* [Try it]:
Your task is to gather the lines below that hold the string "JSON".

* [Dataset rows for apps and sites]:
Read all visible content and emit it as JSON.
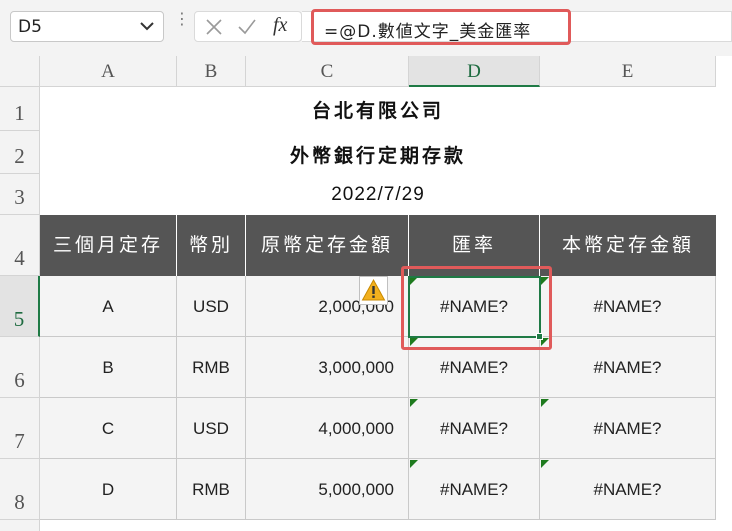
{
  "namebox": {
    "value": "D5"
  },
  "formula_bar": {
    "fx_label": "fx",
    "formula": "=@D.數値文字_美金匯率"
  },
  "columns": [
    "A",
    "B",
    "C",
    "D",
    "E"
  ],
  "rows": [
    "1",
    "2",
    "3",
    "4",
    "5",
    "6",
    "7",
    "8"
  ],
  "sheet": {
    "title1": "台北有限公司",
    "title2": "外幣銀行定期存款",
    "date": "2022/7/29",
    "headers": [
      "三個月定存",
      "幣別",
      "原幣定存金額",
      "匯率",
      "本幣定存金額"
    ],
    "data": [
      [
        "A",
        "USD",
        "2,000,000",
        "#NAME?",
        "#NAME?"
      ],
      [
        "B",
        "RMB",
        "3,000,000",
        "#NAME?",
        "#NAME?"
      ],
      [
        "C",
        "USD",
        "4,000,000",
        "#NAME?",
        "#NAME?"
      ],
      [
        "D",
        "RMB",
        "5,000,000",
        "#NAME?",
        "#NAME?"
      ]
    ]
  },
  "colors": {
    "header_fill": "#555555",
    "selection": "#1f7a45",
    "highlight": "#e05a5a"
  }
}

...

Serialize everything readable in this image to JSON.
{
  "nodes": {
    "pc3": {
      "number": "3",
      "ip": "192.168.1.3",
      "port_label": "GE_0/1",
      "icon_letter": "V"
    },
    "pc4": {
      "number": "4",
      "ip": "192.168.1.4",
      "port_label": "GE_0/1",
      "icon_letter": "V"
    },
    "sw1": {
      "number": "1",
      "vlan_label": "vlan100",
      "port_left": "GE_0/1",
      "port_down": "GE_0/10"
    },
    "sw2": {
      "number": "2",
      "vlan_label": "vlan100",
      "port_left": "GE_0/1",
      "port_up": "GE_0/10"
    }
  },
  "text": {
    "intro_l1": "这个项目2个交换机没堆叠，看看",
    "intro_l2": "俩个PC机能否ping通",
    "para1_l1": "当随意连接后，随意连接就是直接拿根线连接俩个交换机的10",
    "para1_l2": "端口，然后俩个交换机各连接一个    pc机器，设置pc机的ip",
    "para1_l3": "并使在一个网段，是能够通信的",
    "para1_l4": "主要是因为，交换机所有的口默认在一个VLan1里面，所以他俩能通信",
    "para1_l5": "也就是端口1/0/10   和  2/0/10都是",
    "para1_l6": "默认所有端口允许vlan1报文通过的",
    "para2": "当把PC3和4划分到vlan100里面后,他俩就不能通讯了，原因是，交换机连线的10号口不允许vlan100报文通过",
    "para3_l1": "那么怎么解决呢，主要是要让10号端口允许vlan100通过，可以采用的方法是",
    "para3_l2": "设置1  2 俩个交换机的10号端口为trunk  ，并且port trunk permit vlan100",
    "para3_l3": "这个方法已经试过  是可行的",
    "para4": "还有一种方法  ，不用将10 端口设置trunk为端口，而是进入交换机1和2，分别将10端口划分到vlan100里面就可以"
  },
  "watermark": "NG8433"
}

* [Result of this task]:
Read all visible content and emit it as JSON.
Serialize everything readable in this image to JSON.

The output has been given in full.